And finally, the last two rows compare the representative highest and lowest towns each year. This shows very little change as a result of the Claremont decisions.
For instance, in 2016/17 the town with the 6th highest spending per elementary pupil (it happened to be Stratford at that point) spent 2.17 times that of the town with the 6th lowest spending per elementary pupil (Greenville, in 2016/17). So for an elementary class of 20 students, Stratford is spending $264,000 more than Greenville for the same size class. And this will continue every year.
Data for spending per pupil at the high school level show a similar pattern.
All in all, the State’s response to the court’s rulings never made any difference in the large disparities in spending per pupil.
Goal 2: Property tax rates for schools
A second goal of the Claremont lawsuit was to reduce the differences among the towns in their property tax rates. The NH Supreme Court explicitly cited the large differences in property taxation in its Claremont II ruling.
Figure 3, below, compares each town’s equalized tax rate for schools between tax year 1998 (before reform) and tax year 1999 (after reform). The “equalized” tax rate is an important figure. The NH Department of Revenue Administration “equalizes” locally assessed values every year to make the process as fair as possible. They do this by comparing local valuations with recent actual property sales in each town.
Again, the rough looking lines in Figure 3 are actually made up of dots, each one representing a town. The number that’s graphed for each town is not the tax rate itself but the ratio of that town’s equalized property tax rate to the tax rate of the median town. (So if you sorted 221 New Hampshire towns by their equalized property tax rates for schools, there would be 110 towns with higher tax rates than the median town and 110 with lower rates.)
If we had taxpayer equity in New Hampshire, the line in Figure 3 would be pretty close to horizontal. The purple line represents the inequity the New Hampshire Supreme Court objected to in its Claremont II ruling. The green line is the impact of the ruling.
It is clear that the tax disparity was initially reduced somewhat, but it was far from eliminated.
However, in the years since 1999, the legislature has changed school finance laws many times.
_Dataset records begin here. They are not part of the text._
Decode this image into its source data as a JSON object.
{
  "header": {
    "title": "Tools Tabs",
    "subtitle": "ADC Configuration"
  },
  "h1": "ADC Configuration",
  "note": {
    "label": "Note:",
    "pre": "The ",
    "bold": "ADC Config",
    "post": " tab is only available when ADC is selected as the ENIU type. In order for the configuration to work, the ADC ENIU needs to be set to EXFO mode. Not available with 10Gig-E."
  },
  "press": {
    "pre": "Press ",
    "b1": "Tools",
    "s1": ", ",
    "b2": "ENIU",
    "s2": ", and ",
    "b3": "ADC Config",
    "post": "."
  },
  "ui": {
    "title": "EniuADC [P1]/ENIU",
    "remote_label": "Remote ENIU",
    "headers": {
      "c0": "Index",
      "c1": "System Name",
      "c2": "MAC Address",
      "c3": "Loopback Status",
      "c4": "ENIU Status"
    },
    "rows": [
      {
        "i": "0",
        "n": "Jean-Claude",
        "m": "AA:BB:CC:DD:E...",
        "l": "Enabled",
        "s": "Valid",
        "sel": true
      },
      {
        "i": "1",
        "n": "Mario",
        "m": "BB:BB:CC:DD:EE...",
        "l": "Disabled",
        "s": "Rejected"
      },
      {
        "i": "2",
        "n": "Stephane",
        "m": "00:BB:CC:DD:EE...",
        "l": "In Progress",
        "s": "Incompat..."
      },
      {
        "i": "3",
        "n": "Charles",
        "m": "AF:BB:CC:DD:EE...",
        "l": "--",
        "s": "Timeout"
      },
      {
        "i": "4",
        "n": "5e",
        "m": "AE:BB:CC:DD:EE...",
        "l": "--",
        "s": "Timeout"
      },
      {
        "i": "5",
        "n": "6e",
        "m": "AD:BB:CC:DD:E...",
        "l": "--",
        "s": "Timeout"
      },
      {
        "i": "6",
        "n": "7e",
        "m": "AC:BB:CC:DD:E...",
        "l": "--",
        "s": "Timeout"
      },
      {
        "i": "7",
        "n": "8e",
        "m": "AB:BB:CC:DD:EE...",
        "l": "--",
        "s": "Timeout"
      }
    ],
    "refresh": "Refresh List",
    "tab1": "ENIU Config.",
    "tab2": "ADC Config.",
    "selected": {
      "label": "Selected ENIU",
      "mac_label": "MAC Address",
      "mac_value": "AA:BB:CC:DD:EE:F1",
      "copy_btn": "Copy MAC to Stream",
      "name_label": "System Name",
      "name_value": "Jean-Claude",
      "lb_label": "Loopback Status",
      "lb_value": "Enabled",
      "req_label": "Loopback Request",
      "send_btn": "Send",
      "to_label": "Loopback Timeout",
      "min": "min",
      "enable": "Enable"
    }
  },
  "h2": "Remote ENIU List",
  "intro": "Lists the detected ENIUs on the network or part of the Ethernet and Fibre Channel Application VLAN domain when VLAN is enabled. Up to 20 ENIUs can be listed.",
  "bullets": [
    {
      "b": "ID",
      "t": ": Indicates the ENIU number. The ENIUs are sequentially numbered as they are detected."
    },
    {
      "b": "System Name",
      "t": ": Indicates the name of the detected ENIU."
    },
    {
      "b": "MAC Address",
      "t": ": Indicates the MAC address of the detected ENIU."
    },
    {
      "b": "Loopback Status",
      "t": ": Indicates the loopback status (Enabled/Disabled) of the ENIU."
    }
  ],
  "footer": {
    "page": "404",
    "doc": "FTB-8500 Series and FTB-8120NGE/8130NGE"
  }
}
Figure 4 adds a third line to the chart. It shows the equalized tax rates in 2017, the most recent year for which equalized tax rates are available.
Figure 4 shows that we have now returned to the same pattern that existed before reform in 1998. In fact, some disparities have increased somewhat.
Table 2, below, again compares selected high and low tax towns with the median town. The table reveals that the reduction in the disparity among tax rates that occurred between 1998 and 1999 has now been reversed. The wide variation in tax rates that existed in 2017 was nearly identical to that of 1998.
What’s to be done?
In its 1997 Claremont II decision, the Court stated
“…we hold that the present system of financing elementary and secondary public education in New Hampshire is unconstitutional. To hold otherwise would be to effectively conclude that it is reasonable, in discharging a State obligation, to tax property owners in one town or city as much as four times the amount taxed to others similarly situated in other towns or cities. This is precisely the kind of taxation and fiscal mischief from which the framers of our State Constitution took strong steps to protect our citizens.”
The Supreme Court ruled that the conditions it was presented with in 1997 were unconstitutional. What would it say today when the disparities in spending and taxes are identical to those of that time?
In the same ruling, the Court stated,
“The right to an adequate education mandated by the constitution is not based on the exclusive needs of a particular individual, but rather is a right held by the public to enforce the State’s duty. Any citizen has standing to enforce this right.”
The Court has explicitly given us the responsibility and the authority to ensure that all of our children have an opportunity for an adequate education. Are we up to the challenge?